[Start of Attachment]
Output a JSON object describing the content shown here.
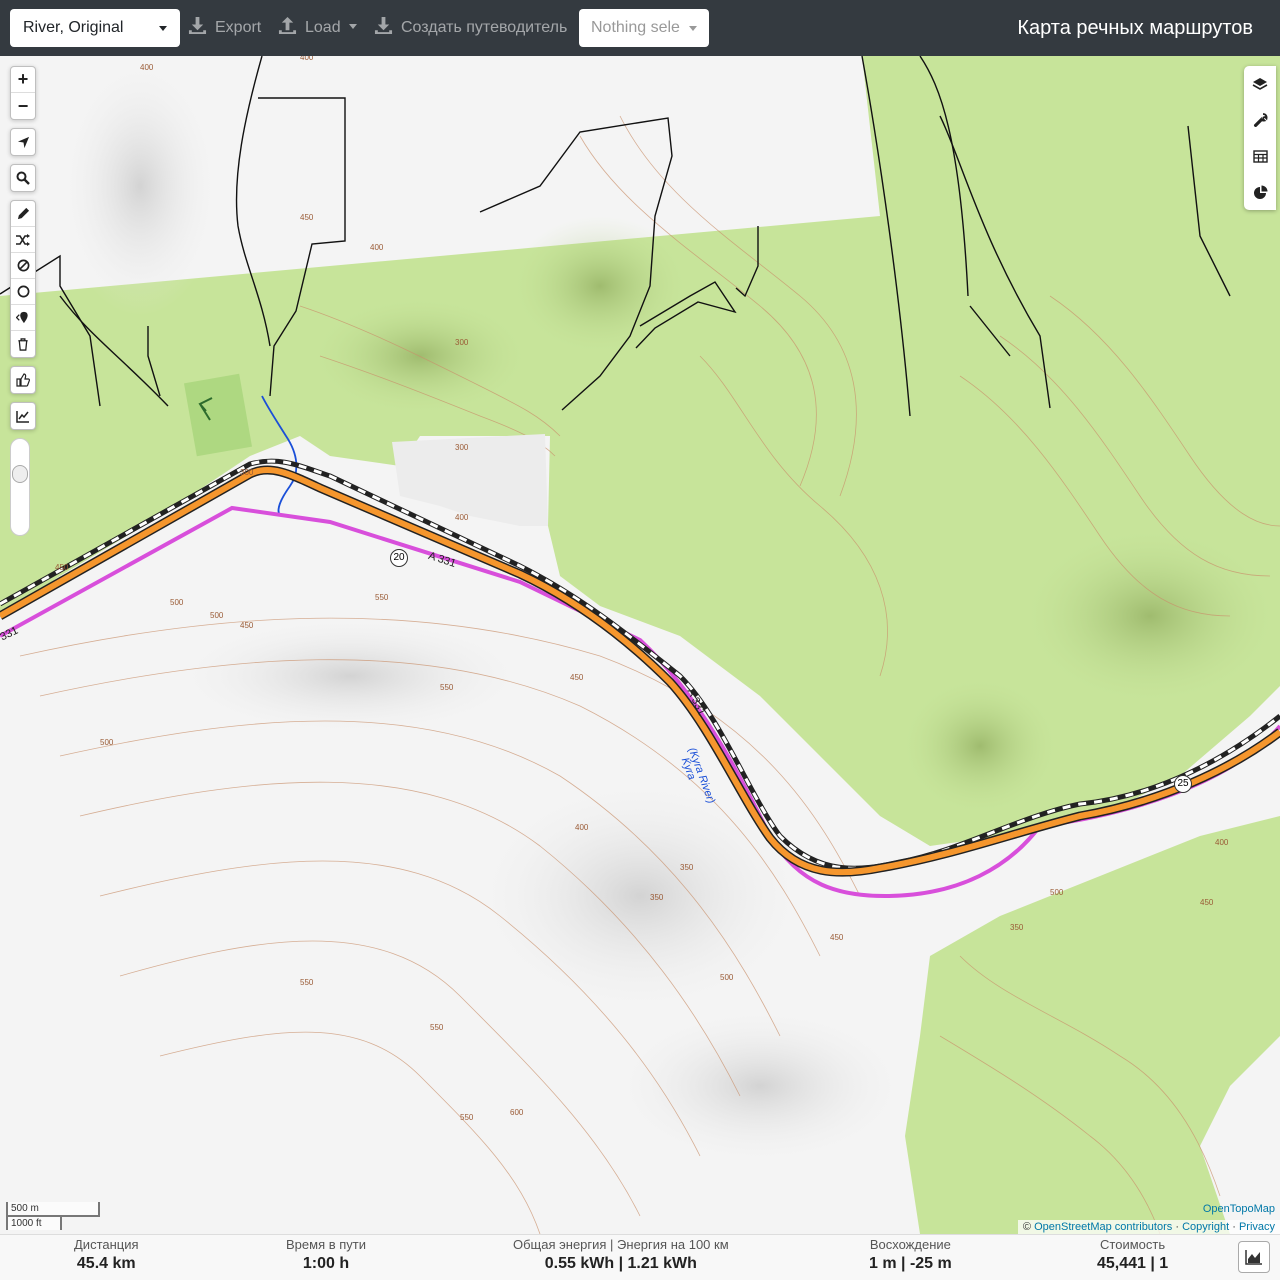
{
  "navbar": {
    "profile": "River, Original",
    "export_label": "Export",
    "load_label": "Load",
    "guide_label": "Создать путеводитель",
    "routes_placeholder": "Nothing sele",
    "brand": "Карта речных маршрутов"
  },
  "map": {
    "labels": {
      "road_a331_1": "A 331",
      "road_a331_2": "A 331",
      "road_a331_3": "331",
      "shield_20": "20",
      "shield_25": "25",
      "river_name": "Kyra",
      "river_name_en": "(Kyra River)"
    },
    "contours": [
      "500",
      "400",
      "400",
      "500",
      "450",
      "400",
      "300",
      "300",
      "300",
      "400",
      "450",
      "500",
      "500",
      "450",
      "550",
      "550",
      "500",
      "450",
      "400",
      "350",
      "350",
      "450",
      "500",
      "550",
      "550",
      "600",
      "550",
      "500",
      "450",
      "400",
      "350"
    ],
    "scale": {
      "metric": "500 m",
      "imperial": "1000 ft"
    },
    "attribution": {
      "opentopo": "OpenTopoMap",
      "copy": "©",
      "osm": "OpenStreetMap contributors",
      "sep": "·",
      "copyright": "Copyright",
      "privacy": "Privacy"
    }
  },
  "stats": {
    "distance_label": "Дистанция",
    "distance_value": "45.4 km",
    "time_label": "Время в пути",
    "time_value": "1:00 h",
    "energy_label": "Общая энергия | Энергия на 100 км",
    "energy_value": "0.55 kWh | 1.21 kWh",
    "ascent_label": "Восхождение",
    "ascent_value": "1 m | -25 m",
    "cost_label": "Стоимость",
    "cost_value": "45,441 | 1"
  },
  "colors": {
    "navbar": "#343a40",
    "forest": "#c7e49a",
    "route": "#d84fdb",
    "road": "#f5962d",
    "river": "#1a4fd8"
  }
}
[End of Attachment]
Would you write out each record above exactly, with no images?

◆ **Reply**:
Output a JSON object describing the content shown here.
{
  "navbar": {
    "profile": "River, Original",
    "export_label": "Export",
    "load_label": "Load",
    "guide_label": "Создать путеводитель",
    "routes_placeholder": "Nothing sele",
    "brand": "Карта речных маршрутов"
  },
  "map": {
    "labels": {
      "road_a331_1": "A 331",
      "road_a331_2": "A 331",
      "road_a331_3": "331",
      "shield_20": "20",
      "shield_25": "25",
      "river_name": "Kyra",
      "river_name_en": "(Kyra River)"
    },
    "contours": [
      "500",
      "400",
      "400",
      "500",
      "450",
      "400",
      "300",
      "300",
      "300",
      "400",
      "450",
      "500",
      "500",
      "450",
      "550",
      "550",
      "500",
      "450",
      "400",
      "350",
      "350",
      "450",
      "500",
      "550",
      "550",
      "600",
      "550",
      "500",
      "450",
      "400",
      "350"
    ],
    "scale": {
      "metric": "500 m",
      "imperial": "1000 ft"
    },
    "attribution": {
      "opentopo": "OpenTopoMap",
      "copy": "©",
      "osm": "OpenStreetMap contributors",
      "sep": "·",
      "copyright": "Copyright",
      "privacy": "Privacy"
    }
  },
  "stats": {
    "distance_label": "Дистанция",
    "distance_value": "45.4 km",
    "time_label": "Время в пути",
    "time_value": "1:00 h",
    "energy_label": "Общая энергия | Энергия на 100 км",
    "energy_value": "0.55 kWh | 1.21 kWh",
    "ascent_label": "Восхождение",
    "ascent_value": "1 m | -25 m",
    "cost_label": "Стоимость",
    "cost_value": "45,441 | 1"
  },
  "colors": {
    "navbar": "#343a40",
    "forest": "#c7e49a",
    "route": "#d84fdb",
    "road": "#f5962d",
    "river": "#1a4fd8"
  }
}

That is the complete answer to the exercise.